(The data begins)

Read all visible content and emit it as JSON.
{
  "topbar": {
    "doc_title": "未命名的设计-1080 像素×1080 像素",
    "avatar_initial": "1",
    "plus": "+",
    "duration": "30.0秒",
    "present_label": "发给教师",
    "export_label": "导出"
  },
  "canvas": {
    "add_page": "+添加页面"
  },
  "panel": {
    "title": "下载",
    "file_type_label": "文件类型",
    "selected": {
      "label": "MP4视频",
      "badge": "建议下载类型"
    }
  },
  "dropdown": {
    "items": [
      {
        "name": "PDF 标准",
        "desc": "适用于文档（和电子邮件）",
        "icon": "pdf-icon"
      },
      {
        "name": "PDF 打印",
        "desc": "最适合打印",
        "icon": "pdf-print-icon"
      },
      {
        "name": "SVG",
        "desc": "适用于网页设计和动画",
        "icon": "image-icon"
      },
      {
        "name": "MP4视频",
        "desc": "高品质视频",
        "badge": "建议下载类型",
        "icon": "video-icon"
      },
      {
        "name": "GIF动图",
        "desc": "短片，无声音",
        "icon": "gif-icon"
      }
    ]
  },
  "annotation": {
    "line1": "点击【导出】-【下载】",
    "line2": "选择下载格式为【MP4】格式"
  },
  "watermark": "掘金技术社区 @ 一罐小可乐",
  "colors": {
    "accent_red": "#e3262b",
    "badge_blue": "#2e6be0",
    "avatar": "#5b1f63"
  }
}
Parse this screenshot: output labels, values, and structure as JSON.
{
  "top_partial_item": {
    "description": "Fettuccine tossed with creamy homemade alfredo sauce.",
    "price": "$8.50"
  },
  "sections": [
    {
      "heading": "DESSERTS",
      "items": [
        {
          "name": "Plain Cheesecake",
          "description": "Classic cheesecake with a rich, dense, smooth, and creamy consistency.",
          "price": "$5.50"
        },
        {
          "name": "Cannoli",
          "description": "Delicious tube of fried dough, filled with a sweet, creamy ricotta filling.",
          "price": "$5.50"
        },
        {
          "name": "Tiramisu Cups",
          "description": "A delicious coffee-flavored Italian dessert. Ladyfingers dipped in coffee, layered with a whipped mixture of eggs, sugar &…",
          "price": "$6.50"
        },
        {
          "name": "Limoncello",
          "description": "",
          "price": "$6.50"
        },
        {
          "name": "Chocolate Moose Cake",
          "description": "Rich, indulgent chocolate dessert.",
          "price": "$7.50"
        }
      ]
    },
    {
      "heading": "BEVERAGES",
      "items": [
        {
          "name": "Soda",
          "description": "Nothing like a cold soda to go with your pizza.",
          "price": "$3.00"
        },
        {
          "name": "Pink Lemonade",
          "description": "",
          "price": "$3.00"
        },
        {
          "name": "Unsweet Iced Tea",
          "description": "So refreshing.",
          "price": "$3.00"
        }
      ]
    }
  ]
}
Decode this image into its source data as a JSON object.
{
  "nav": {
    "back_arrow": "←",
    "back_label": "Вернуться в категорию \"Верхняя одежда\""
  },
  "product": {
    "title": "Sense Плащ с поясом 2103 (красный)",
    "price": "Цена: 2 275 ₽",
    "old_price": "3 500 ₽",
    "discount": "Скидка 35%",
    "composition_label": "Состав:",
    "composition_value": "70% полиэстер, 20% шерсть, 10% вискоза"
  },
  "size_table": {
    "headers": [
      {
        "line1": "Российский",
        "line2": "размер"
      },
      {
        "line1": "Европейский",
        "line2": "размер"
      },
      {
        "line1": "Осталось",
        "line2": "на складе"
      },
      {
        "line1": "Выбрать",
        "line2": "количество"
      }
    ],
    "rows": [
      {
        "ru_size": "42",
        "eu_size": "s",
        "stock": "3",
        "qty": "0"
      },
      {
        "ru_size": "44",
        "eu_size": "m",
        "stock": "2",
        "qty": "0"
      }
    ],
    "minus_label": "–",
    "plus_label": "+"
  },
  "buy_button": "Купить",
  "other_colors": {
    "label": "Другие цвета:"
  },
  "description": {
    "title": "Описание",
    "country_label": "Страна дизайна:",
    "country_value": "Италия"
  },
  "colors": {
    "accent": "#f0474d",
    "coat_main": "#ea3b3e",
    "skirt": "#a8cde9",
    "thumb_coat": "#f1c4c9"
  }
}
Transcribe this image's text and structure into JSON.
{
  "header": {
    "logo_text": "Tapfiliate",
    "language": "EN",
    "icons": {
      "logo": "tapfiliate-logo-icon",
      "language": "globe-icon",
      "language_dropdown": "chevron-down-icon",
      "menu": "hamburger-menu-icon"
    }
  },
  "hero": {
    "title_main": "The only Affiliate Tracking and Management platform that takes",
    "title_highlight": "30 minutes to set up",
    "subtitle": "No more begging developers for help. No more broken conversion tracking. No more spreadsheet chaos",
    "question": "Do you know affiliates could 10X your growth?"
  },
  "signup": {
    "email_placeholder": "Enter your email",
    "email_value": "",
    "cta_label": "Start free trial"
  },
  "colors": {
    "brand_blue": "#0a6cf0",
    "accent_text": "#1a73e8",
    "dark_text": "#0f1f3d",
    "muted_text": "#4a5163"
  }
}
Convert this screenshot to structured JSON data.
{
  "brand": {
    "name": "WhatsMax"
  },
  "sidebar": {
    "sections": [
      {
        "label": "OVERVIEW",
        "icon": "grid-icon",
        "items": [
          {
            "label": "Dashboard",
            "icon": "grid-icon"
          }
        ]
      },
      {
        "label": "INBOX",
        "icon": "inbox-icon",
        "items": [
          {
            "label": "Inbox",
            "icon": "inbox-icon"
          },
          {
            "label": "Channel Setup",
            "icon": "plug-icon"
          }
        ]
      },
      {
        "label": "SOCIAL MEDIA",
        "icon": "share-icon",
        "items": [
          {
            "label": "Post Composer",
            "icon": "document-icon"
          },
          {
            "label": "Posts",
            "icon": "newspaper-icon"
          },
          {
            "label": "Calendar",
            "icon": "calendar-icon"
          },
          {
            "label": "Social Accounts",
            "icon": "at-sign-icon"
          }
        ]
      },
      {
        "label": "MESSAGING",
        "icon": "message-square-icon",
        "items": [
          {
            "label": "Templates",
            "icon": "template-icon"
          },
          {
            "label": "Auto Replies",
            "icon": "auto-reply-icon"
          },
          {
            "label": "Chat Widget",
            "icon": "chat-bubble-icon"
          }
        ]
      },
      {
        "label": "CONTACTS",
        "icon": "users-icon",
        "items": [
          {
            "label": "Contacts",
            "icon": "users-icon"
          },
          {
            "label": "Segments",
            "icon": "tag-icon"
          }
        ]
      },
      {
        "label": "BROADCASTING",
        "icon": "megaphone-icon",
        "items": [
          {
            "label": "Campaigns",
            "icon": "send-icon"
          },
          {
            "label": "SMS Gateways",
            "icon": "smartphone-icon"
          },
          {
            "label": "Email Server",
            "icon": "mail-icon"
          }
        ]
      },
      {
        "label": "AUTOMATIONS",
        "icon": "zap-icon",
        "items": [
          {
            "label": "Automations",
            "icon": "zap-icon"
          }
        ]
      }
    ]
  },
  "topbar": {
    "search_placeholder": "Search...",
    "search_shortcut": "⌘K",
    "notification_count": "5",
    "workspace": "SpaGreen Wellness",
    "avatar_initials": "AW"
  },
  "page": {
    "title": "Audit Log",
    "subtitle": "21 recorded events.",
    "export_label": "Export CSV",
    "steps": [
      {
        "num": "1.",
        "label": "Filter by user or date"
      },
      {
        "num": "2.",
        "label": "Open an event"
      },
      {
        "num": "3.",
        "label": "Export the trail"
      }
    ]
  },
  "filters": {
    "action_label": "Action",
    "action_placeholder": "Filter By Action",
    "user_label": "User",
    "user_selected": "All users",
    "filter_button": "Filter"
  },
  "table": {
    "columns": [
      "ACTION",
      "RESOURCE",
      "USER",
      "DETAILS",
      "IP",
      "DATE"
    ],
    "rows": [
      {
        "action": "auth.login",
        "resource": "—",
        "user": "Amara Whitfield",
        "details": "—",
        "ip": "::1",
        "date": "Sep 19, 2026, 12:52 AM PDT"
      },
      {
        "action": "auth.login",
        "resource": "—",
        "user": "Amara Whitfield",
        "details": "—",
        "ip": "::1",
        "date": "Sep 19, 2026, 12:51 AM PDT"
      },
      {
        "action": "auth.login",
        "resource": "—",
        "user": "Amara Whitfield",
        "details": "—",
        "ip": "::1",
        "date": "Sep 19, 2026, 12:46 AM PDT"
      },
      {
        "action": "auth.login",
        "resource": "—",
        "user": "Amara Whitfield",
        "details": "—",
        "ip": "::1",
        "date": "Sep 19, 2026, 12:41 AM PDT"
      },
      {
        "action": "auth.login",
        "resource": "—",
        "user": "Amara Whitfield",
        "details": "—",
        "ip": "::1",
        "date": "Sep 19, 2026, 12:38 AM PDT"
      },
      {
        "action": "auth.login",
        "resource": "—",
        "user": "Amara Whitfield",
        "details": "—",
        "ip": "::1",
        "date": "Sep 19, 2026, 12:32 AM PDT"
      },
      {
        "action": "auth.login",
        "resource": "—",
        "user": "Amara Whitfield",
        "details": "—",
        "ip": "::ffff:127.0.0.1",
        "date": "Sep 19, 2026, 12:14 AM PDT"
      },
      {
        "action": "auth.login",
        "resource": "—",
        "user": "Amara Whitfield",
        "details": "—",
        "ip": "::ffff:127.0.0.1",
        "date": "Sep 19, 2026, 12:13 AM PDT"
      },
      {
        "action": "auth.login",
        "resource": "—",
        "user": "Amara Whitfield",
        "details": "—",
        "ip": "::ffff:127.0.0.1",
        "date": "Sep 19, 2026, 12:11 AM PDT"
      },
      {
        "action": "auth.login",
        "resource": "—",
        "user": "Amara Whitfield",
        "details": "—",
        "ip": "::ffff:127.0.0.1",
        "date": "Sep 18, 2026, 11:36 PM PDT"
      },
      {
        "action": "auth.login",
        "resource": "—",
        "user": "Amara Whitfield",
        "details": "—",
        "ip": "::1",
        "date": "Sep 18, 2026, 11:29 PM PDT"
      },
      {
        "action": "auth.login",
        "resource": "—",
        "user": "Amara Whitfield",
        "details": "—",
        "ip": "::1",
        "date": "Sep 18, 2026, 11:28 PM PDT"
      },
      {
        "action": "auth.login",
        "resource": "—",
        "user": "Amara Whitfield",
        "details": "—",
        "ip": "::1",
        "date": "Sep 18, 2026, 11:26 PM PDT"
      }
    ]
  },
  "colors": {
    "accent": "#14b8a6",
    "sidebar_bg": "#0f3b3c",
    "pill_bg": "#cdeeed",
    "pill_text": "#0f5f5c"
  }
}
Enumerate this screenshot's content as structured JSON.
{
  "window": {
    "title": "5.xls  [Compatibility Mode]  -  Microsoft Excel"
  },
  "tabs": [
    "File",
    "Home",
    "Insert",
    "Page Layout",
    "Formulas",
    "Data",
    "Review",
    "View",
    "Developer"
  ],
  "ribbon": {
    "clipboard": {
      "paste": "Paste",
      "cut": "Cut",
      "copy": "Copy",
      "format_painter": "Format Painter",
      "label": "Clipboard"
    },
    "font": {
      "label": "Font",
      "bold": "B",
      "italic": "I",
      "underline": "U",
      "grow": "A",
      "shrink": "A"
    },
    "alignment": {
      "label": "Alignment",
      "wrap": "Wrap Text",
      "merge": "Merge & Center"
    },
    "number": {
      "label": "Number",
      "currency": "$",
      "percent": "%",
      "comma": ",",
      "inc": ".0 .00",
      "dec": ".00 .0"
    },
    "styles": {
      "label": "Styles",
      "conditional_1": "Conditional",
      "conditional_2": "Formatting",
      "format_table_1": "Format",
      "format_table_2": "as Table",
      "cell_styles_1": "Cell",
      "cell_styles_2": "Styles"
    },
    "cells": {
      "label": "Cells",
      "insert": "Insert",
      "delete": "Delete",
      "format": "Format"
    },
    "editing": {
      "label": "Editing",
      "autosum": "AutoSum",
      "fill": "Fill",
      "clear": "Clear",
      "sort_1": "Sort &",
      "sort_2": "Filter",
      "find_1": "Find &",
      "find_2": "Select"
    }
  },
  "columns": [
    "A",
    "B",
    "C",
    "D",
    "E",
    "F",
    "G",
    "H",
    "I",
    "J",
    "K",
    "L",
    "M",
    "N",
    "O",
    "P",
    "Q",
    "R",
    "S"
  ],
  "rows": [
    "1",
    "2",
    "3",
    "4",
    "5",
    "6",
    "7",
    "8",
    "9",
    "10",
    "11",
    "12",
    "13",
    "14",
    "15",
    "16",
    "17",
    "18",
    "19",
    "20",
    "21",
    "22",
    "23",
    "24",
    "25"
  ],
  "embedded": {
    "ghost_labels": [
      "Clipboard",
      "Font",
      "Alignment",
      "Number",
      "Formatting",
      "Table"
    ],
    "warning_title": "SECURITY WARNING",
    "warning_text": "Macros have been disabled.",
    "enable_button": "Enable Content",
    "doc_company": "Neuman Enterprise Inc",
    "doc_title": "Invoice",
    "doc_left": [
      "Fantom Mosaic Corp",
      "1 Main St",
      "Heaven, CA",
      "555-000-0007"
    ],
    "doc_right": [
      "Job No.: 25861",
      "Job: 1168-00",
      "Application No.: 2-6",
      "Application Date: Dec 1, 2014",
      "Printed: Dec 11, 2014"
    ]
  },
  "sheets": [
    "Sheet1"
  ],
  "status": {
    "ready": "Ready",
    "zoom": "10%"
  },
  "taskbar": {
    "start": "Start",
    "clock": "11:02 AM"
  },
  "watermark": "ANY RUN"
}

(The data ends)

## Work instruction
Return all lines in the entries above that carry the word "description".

## Response
    "description": "Fettuccine tossed with creamy homemade alfredo sauce.",
          "description": "Classic cheesecake with a rich, dense, smooth, and creamy consistency.",
          "description": "Delicious tube of fried dough, filled with a sweet, creamy ricotta filling.",
          "description": "A delicious coffee-flavored Italian dessert. Ladyfingers dipped in coffee, layered with a whipped mixture of eggs, sugar &…",
          "description": "",
          "description": "Rich, indulgent chocolate dessert.",
          "description": "Nothing like a cold soda to go with your pizza.",
          "description": "",
          "description": "So refreshing.",
  "description": {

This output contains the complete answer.